She does not shut off the motor or roll down the windows. She simply stops, adjusts the rearview mirror so she can see her face clearly, and takes out a little cosmetics bag. Then her ritual begins.
She is not just powdering her nose and dabbing rouge on her cheeks. At this inhospitable hour, indifferent to her surroundings, she does a serious makeup job, here on this lonely street where I usually walk my dog.
Her goal, her only ambition at that moment—perhaps the only moment in the entire day that is truly hers—is to curl her eyelashes, draw a line along her eyelid, outline her lips with a pencil, then color them in, as she surely must have learned from a magazine.
She is no longer young. She must be going on fifty. At first she arrived in a big, somewhat rusty, beat-up car. My dog went over and sniffed the tires; she looked away from her mirror for a second and looked at both of us, the dog and me, with the purest, coldest indifference imaginable—that is, with infinite disdain. After all, we did not belong to her world of makeup brushes and crayons; we didn’t matter to her.
About a month later she arrived in a new car, a black car, one of those compact models. I certainly never would have thought that a woman who loves color so much would buy herself a black car. Now she does not even glance at me when I go over to spy on her. She has become accustomed to us, the dog and me, and to the nuisance of our inevitable presence and amazed looks.
For months I have asked myself where this woman is coming from: what houseful of runny-nosed, jelly-smudged children who have been fighting since dawn; what messy bedroom where her husband is demanding that she iron his shirt, the only one she had no time to iron yesterday. What routine is she fleeing? What pressures? What small, unpleasant burdens? I have been watching her for days and days.
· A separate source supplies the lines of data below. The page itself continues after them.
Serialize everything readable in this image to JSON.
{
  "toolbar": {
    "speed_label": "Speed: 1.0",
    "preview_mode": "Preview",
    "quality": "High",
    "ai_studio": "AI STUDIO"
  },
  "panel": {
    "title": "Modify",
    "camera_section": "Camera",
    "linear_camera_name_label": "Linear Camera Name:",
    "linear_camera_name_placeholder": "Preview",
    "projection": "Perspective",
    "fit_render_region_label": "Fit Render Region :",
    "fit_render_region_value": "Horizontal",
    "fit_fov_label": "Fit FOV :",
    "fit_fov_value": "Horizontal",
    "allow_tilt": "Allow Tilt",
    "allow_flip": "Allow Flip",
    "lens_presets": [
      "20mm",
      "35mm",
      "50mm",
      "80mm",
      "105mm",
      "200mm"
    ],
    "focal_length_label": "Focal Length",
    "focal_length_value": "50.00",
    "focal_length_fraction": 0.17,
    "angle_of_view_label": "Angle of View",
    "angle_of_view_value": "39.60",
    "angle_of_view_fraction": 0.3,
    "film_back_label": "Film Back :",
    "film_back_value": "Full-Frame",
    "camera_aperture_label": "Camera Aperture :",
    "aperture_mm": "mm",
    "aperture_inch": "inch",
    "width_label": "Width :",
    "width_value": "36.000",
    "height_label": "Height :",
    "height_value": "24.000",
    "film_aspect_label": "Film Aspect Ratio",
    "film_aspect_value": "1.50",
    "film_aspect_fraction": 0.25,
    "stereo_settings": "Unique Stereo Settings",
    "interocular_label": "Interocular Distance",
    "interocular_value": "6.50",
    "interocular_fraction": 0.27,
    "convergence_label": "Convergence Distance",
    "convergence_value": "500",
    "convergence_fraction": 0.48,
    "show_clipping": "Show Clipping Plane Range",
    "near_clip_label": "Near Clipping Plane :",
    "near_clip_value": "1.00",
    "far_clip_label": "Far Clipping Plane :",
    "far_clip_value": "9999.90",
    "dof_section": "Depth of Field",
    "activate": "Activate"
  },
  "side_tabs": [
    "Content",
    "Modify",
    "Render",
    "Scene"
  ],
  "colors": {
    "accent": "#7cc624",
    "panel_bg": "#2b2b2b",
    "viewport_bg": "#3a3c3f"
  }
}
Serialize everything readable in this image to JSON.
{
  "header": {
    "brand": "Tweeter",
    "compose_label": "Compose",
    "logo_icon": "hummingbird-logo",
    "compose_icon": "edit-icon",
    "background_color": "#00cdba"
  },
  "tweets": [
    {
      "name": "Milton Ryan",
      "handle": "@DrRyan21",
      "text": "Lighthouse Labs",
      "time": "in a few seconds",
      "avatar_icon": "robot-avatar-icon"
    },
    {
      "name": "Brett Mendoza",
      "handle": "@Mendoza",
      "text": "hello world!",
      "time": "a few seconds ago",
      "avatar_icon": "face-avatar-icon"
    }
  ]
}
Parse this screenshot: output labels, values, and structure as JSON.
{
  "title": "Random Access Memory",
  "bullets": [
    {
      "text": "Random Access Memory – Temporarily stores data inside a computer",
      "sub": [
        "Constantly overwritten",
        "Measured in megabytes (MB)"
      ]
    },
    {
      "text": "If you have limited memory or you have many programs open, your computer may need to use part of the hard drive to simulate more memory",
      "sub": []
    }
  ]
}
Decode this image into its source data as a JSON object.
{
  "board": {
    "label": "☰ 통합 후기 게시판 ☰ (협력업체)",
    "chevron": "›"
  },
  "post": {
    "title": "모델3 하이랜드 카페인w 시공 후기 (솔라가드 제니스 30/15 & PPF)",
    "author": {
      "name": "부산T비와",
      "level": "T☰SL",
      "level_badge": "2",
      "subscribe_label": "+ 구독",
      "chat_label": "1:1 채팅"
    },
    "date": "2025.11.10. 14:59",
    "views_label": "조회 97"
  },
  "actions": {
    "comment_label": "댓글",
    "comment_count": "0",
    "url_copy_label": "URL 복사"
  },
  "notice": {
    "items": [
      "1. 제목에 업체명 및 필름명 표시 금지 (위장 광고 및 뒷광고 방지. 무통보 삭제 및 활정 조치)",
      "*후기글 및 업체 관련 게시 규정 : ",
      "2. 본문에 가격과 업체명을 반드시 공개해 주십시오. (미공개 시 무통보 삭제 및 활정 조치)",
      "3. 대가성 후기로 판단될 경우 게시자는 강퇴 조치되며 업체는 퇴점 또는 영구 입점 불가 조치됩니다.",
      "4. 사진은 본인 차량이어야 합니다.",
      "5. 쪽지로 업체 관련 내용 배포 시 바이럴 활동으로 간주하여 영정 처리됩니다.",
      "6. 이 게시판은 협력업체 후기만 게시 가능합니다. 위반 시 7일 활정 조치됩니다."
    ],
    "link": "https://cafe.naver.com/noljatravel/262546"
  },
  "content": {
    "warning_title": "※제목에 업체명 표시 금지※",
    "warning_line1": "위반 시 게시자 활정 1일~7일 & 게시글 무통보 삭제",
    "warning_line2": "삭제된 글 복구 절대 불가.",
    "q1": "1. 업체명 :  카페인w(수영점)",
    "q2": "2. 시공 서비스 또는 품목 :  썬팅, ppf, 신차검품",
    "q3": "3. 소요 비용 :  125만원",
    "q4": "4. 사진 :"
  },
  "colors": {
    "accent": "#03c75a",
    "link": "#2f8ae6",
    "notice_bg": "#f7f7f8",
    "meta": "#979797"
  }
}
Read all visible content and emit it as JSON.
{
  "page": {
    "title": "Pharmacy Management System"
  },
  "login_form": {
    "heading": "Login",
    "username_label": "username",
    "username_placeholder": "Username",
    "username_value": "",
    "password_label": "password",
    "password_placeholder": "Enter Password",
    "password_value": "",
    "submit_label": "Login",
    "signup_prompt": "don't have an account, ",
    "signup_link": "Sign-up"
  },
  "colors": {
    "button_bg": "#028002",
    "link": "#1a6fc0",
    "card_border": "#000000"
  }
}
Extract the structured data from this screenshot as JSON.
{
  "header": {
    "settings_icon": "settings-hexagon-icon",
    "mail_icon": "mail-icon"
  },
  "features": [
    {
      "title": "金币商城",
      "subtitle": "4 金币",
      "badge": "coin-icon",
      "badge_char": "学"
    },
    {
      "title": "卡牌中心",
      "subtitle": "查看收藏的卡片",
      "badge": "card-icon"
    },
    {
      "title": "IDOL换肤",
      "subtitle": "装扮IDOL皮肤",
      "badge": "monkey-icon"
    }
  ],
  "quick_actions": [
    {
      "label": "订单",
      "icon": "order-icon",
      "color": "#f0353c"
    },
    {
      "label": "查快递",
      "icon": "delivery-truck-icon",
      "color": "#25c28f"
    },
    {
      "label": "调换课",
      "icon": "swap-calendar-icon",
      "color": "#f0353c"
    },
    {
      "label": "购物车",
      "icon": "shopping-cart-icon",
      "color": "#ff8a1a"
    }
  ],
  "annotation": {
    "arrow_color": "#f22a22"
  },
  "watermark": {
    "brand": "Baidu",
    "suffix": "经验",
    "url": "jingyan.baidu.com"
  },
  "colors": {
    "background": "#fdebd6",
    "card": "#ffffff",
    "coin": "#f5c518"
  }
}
Perhaps she married late and well. Mornings of blazing passion with her mature husband do not leave her a minute to put on her makeup at home. I presume, then, that she jumps out of bed, gets dressed on the run and realizes, a few blocks short of the office, that with her look of recent ardor, which is like a slap in the face to her colleagues, she will never get anywhere. She must act normal and put more rouge on over the divine glow from their shared frenzy.
A third possibility is that she comes to the tree simply as a prisoner of nostalgia, to remember the past, when she would come here with her lover and in the heat of the moment he would ruin her makeup. One day the lover went away, but she still does her makeup here. It is her way of keeping the dream alive.
At around noon on weekdays a few couples usually pull up to this same patch of street to eat lunch—in their cars—and to devour their passion undisturbed. I have never understood how anyone can make love among pizza leftovers and the peeled bones of fried chicken; that love must smell of ketchup. A rather Victorian lady who lives in the neighborhood is always complaining to the police that their sighs keep her awake during her siesta. But even the police succumb to the enchantment of the glorious foliage, and just when I thought I had seen it all, I caught a pair of uniformed lovebirds in a patrol car, kissing and petting while they wolfed down hamburgers.
At night the bats happily retrieve the leftovers of all this vitality. They flutter around among the branches and over my head, accurate and effective, because even bats feel a predilection for the strange fruits of the María tree. And for the inextinguishable shade of its lovely name.
De Aguaceros Dispersos, December 6, 1992
Translated from the Spanish by Lyn Dominguez